After plenty of rumours and talks of ‘what if’, Pixar has finally confirmed their plans to create a sequel to the much loved Toy Story 3 which will hit cinemas in 2017. Since the first of the trilogy stormed the big screen in 1995, and put Pixar’s name on the map by being the first completely animated film, all other animated films have had their work cut out for them. All three parts of the Toy Story film series are featured in the top ten list of Pixar’s highest grossing films to date – Toy Story 3 rightfully stands at the number one spot as being Pixar’s best creation. Whilst most film series have the dilemma of the sequel letting down the whole movie name, Pixar nailed both of their Toy Story sequels and left millions furiously trying to decide whether the first, second or third film is better. The combination of box office success, critical acclaim and characters the audience can’t help but love helps create a perfectly rounded trilogy. Which raises the question: Is there any real need for a Toy Story 4?

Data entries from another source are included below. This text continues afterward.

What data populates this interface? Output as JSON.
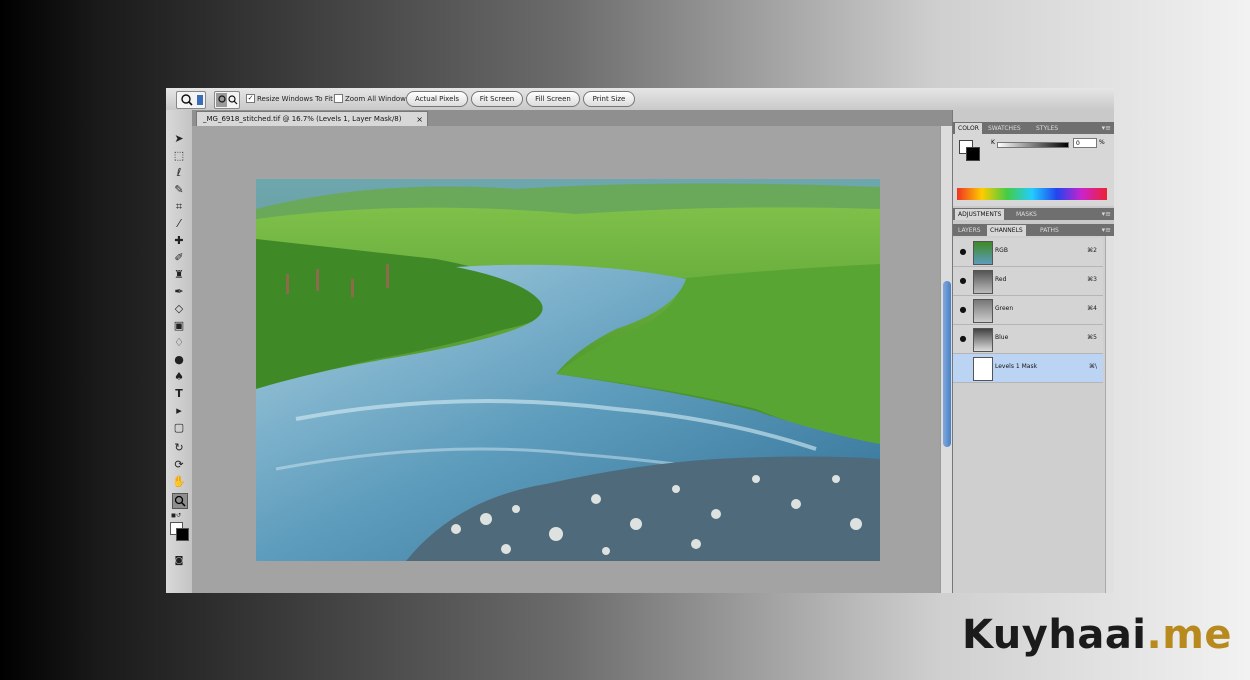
{
  "options_bar": {
    "resize_windows_label": "Resize Windows To Fit",
    "zoom_all_label": "Zoom All Windows",
    "buttons": [
      "Actual Pixels",
      "Fit Screen",
      "Fill Screen",
      "Print Size"
    ]
  },
  "document": {
    "tab_title": "_MG_6918_stitched.tif @ 16.7% (Levels 1, Layer Mask/8)",
    "close_glyph": "×"
  },
  "toolbox": {
    "icons": [
      "move-icon",
      "marquee-icon",
      "lasso-icon",
      "quick-select-icon",
      "crop-icon",
      "eyedropper-icon",
      "healing-icon",
      "brush-icon",
      "clone-stamp-icon",
      "history-brush-icon",
      "eraser-icon",
      "gradient-icon",
      "blur-icon",
      "dodge-icon",
      "pen-icon",
      "type-icon",
      "path-select-icon",
      "shape-icon",
      "3d-rotate-icon",
      "3d-orbit-icon",
      "hand-icon",
      "zoom-icon"
    ]
  },
  "panels": {
    "color_tabs": [
      "COLOR",
      "SWATCHES",
      "STYLES"
    ],
    "color_channel": "K",
    "color_value": "0",
    "color_unit": "%",
    "adjust_tabs": [
      "ADJUSTMENTS",
      "MASKS"
    ],
    "layer_tabs": [
      "LAYERS",
      "CHANNELS",
      "PATHS"
    ],
    "menu_glyph": "▾≡",
    "channels": [
      {
        "name": "RGB",
        "key": "⌘2"
      },
      {
        "name": "Red",
        "key": "⌘3"
      },
      {
        "name": "Green",
        "key": "⌘4"
      },
      {
        "name": "Blue",
        "key": "⌘5"
      },
      {
        "name": "Levels 1 Mask",
        "key": "⌘\\"
      }
    ]
  },
  "watermark": {
    "name": "Kuyhaai",
    "tld": ".me"
  }
}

For 90s babies and their parents to kids who were born in the noughties, Toy Story is simply ‘one of those films’. For those who favour the two original films, (like myself) there’s no doubt about a sense of appreciation for Pixar bringing childhoods alive again with the renewal of Toy Story merchandise and reuniting us with Woody, Buzz and all the gang. No one ever really wanted Toy Story to come to an end; during the raw, dry tension of the incinerator scene in Toy Story 3 came a million damp eyes as we all thought our favourite toy friends were to disappear into flames. The same then happened as we watched lifetime pal Andy give his toys to his young neighbour as he left for college. But although our time with them was over, everyone can admit to being thoroughly satisfied with the thought of the world’s favourite toys being loved and cherished all over again. But should it all have ended there with a happily ever after? For those born around the year Toy Story made its debut, the series – and the central character of Andy – has grown alongside them. Pixar’s clever and effective timing of the films have allowed millions to empathise with the storyline and the closing of the Toy Story era felt all the more perfect. So are Pixar simply trying to resurrect the past for more money? There is no doubt that the fourth Toy Story will explode into cinemas with all new characters to turn into cuddly toys to sell in the Disney shop, so is this Pixar’s only motive? I never considered Toy Story 4 as a highly anticipated sequel and with the likes of Finding Dory and The Incredibles 2 due to make a hit, it seems like the market for animation films is piling up.
With original Toy Story director and Pixar CEO John Lasseter confirmed to be working with the new installment of the franchise alongside Toy Story 3 writer Lee Unkrich, Andrew Stanton (of Wall-E and Finding Nemo fame) and Pete Docter (Director of Up), it would be a lie to say everyone – children and adults alike – aren’t itching to see how the new film will turn out and what’s next in store for our pals. But that’s where they make their millions; the child inside us all won’t allow us to miss this but after such a perfect ending in Toy Story 3, will that child be crushingly disappointed?
Image Rights; Pixar.